While the phone rang and rolled one
On your tongue, afraid to eat it, afraid
It would make your jeans too tight?
Then there’s simple curiosity, perhaps the purest and most innocent of all parasocial feelings — the desire to know without the demand to know. Denise Duhamel’s 2009 poem “Delta Flight 659” addresses Sean Penn with compassion and curiosity. The poem is a sestina, the refrain-rich nature of which allows Duhamel to register the obsessive one-sidedness of parasocial relations and to pun and riff on Penn’s productive name:
I’m writing this on a plane, Sean Penn,
with my black Pilot Razor ballpoint pen.
Ever since 9/11, I’m a nervous flyer.
Duhamel chants Penn’s full name like a mantra: “Look, Sean Penn”; “I come in peace, Sean Penn.” But she also considers the actor beyond his on-screen persona, while still exercising an O’Hara-esque sense of awe:
I tried to be your pen
pal in 1987, not because of your pensive
bad boy looks, but because of a poem you’d penned
that appeared in an issue of Frank. I still see the poet in you, Sean Penn.
All three of these contemporary poets apostrophize their subjects, as did O’Hara. The celebrity recipients of each poem are both absent persons and abstract ideas. Turner is glamour and debauchery; Dean is beauty and sexuality; McDaniel is power and integrity; Pitt is privilege and untouchability; Penn is impenetrability and mystique. These celebrity addressees transcend the limitations of personhood to become cultural objects.
In her book The Drama of Celebrity, Sharon Marcus writes, “Celebrity culture is always a debate about whom and what we value.” The same might be said for poetry. Who gets to be the subject of a poem? In works inspired by parasocial interaction, personas — those ubiquitous beacons — help us stage the dramas of our own lives. As Marcus writes, “The drama of celebrity implicates us all.”

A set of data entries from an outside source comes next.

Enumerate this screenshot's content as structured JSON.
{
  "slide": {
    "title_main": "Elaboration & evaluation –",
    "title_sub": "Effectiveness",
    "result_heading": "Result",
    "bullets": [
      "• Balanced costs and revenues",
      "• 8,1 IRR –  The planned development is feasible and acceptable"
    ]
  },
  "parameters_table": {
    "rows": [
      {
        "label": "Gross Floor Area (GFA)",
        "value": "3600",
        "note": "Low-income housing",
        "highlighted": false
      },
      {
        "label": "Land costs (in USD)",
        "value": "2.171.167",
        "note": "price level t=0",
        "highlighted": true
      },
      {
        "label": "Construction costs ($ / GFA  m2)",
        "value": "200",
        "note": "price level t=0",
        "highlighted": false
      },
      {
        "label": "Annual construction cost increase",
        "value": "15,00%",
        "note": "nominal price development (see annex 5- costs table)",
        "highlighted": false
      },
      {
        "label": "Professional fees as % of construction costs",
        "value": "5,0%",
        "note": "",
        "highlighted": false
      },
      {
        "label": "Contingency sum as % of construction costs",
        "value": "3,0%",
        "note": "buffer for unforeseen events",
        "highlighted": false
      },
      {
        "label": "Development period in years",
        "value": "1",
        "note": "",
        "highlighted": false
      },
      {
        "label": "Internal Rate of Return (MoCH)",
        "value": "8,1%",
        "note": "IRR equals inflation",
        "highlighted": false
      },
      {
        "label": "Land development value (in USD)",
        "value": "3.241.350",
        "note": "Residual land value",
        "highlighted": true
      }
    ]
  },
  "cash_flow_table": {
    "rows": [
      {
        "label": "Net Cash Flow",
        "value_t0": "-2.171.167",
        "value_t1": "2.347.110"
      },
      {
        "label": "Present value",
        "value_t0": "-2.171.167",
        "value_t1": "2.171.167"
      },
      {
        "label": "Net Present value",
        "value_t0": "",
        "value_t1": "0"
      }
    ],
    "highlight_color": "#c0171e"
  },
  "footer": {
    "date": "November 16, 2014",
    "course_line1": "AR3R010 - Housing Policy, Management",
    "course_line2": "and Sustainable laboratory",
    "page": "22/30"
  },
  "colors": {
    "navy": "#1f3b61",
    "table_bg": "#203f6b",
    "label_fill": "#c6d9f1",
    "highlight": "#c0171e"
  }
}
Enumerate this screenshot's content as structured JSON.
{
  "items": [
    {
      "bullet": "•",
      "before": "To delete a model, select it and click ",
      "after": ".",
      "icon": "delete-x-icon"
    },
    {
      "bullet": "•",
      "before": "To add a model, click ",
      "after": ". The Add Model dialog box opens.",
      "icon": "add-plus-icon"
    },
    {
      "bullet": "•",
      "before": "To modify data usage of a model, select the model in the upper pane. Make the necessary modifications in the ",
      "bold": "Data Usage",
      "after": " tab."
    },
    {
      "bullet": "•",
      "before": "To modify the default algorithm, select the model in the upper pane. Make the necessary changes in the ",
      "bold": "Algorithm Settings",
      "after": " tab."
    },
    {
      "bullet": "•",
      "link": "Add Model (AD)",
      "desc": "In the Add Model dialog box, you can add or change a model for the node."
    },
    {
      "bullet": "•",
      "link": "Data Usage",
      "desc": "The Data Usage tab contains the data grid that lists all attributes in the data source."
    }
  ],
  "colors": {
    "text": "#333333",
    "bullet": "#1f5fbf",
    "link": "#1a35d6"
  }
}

And with the omnipresence of screens, which act as celebrity delivery devices, we are more implicated than ever. Consuming endless streams of content, with access not only to actors’ scripted performances but also to their interviews, vlogs, and social media presences, we can form parasocial relationships more easily and intensely. This proliferation of parasocial relationships is neither inherently beneficial nor damaging. It is simply a modern development that cannot be reversed, that should be integrated into our emotional lives. Critically engaging with our parasocial affections is a healthful act of self-understanding.
I think of my own parasocial affections for my beloved Adam Driver. Maybe I need to channel my lovely rush into a poem — make something of my one-sided love, rather than wallow in it.
For over half a century, poets have thought about what loving one-sidedly but responsibly looks like. Through odes and apostrophes, they have also considered how personas, in McClatchy’s words, receive our “truest” love, our unrequited affection. In that same vein, they also earn our truest hate and our truest interest. Probing those feelings, considering who and what moves us, helps us to better know ourselves. We love, we hate, we obsess — therefore we are.